Pope Francis is trying to galvanise worldwide opinion on climate change with his encyclical.
GIAMPIERO SPOSITO/Reuters

Pope Francis is trying to galvanise worldwide opinion on climate change with his encyclical.

A draft of a highly anticipated letter on the environment by Pope Francis casts climate change as a threat largely caused by humans and urges action to reduce the emissions that cause global warming.

The Roman Catholic leader's message, delivered in a letter called an encyclical, a draft of which was leaked Monday by an Italian magazine, is expected to prompt a range of responses in the coming months.

It may help galvanize international opinion in advance of an important United Nations conference on climate change that begins in late November, roil the American presidential race by injecting religion into the already contentious politics of global warming and increase questions about the morality and sustainability of a world economy driven by capitalism and consumption.

Pope Francis, seen in St. Peters's square on Sunday, is expected to release encyclical on Thursday.
GIAMPIERO SPOSITO / REUTERS

Pope Francis, seen in St. Peters's square on Sunday, is expected to release encyclical on Thursday.

The 192-page draft, called "Laudato Si, on the care of the common home," was posted online Monday in Italian by the magazine L'Espresso and news outlets scrambled to translate it into English. Many cited a passage that says global warming has been "mostly" caused by "the great concentration of greenhouse gases (carbon dioxide, methane, nitrogen oxide and others)" that are "generated by human action" or "due to human activity".

The draft says there is an "urgent and compelling" need for nations to reduce carbon emissions by replacing fossil fuels with new sources of renewable energy.

"International negotiations cannot progress in a significant way because of the positions of the countries which privilege their own national interests rather than the global common good," the pope wrote. "Those who will suffer the consequences which we are trying to hide will remember this lack of conscience and responsibility."

READ MORE:
* Storm on climate change awaits pope's environment letter
* The pro-science pontiff: Pope Francis on climate change, evolution and the Big Bang
* Religions belatedly take up green movement

Viewed as a bold act by the pope to sway global opinion on a controversial issue, the encyclical, which the pope planned to release on Thursday, in many ways reflects a religious movement that has been growing for decades, sometimes on the margins, with some Catholic and Christian academics and individual church leaders and congregations increasingly making "creation care" a theological pursuit and a central ministry.

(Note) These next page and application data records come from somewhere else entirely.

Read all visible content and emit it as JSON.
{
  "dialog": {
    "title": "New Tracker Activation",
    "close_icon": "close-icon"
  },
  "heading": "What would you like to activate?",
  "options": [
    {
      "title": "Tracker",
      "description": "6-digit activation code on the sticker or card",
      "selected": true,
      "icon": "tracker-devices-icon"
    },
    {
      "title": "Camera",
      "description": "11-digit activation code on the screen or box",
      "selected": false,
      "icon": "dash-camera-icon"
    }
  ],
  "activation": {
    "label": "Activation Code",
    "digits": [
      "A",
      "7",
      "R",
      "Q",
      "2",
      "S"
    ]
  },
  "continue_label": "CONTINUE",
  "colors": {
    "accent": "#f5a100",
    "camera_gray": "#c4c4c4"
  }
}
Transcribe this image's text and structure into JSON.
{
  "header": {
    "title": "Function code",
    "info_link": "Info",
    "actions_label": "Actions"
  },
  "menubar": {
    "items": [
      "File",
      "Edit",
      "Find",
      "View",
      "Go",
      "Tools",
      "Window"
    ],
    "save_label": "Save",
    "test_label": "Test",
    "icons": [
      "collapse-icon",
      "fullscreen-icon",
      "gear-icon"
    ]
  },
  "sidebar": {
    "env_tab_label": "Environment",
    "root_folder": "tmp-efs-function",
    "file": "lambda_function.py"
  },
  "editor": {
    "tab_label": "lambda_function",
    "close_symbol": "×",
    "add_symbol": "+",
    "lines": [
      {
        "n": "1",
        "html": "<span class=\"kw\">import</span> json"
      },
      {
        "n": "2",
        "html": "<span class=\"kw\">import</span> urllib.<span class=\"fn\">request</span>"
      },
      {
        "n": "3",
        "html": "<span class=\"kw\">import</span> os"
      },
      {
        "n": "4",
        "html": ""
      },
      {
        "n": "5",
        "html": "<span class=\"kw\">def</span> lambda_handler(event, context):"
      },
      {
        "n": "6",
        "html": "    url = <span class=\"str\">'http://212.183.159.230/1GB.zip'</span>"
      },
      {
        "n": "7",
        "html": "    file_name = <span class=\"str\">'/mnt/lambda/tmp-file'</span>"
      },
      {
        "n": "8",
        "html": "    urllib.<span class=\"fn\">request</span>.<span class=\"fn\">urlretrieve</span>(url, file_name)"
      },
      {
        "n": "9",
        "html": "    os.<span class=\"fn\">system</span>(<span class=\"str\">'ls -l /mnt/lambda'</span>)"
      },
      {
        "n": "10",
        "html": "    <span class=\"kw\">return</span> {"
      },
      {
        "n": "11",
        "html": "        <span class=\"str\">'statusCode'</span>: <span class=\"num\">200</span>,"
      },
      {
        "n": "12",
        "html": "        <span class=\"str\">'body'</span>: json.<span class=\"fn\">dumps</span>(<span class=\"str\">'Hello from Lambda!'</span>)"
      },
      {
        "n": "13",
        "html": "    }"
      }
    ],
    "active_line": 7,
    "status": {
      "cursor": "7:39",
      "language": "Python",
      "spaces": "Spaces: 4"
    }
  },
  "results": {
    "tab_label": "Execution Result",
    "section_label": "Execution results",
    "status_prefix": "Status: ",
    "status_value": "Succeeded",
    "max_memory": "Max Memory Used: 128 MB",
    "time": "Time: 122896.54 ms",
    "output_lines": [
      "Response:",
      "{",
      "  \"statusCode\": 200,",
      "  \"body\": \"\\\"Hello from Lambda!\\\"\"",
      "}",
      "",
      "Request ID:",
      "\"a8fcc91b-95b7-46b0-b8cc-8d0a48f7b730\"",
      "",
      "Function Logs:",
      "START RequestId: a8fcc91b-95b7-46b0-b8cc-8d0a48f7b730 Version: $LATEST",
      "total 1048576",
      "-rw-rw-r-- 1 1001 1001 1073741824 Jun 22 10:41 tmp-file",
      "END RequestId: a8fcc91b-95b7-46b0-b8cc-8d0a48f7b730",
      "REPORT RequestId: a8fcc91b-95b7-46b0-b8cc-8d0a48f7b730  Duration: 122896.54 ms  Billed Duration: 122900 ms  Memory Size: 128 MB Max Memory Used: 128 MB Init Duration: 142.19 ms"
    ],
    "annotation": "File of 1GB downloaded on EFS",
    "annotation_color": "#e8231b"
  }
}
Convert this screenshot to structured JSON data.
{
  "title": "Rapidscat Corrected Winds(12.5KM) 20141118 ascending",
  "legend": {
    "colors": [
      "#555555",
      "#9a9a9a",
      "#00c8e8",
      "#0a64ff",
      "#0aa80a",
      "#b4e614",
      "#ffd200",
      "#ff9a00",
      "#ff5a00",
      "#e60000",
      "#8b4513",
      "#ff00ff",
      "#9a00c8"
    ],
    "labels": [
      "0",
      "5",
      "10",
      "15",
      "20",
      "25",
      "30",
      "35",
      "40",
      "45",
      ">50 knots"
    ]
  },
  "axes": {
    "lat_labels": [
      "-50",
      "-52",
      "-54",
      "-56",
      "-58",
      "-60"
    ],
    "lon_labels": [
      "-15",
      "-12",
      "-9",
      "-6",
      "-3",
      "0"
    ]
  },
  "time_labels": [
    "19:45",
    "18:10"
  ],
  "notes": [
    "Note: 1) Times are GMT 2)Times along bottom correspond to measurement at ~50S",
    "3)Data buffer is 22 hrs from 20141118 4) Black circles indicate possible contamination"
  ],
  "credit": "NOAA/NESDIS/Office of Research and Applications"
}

In some cases, the approach has helped churches rebuild connections with people who felt Catholicism and other denominations had become too concerned with divisive cultural issues such as abortion and same-sex marriage.

What matters most about the encyclical, many of these people say, is not that it delivers a new message for Christians but that those who have long cared about climate change now have a formidable new messenger.

"He is taking all the messages that we have been speaking about for 30 years and taking them to an international stage," said Jessie Dye, who is Catholic and is the program and outreach director of Earth Ministry, an ecumenical nonprofit in Seattle. "Everything he does, we're right there with him. The most important thing to remember is that this is church teaching - this is not new."

Ad Feedback

The draft says there is an "urgent and compelling" need for nations to reduce carbon emissions by replacing fossil fuels with new sources of renewable energy.

The Vatican confirmed on Monday that the text released by L'Espresso was a draft of the encyclical but said it was "not the final text". It asked other news outlets to refrain from publishing it "to respect professional standards".

Few did. The document has been so widely anticipated that churches around the world have planned Thursday services to celebrate it, research groups have conducted polls on its potential effect and universities and think tanks have been promoting their faculty members for quotation on its contents.

 - MCT

Related Links

Battered coast road reopens video

Pope addresses climate change

The greatest threat to weekend pleasures

Comments

Ad Feedback
special offers
Ad Feedback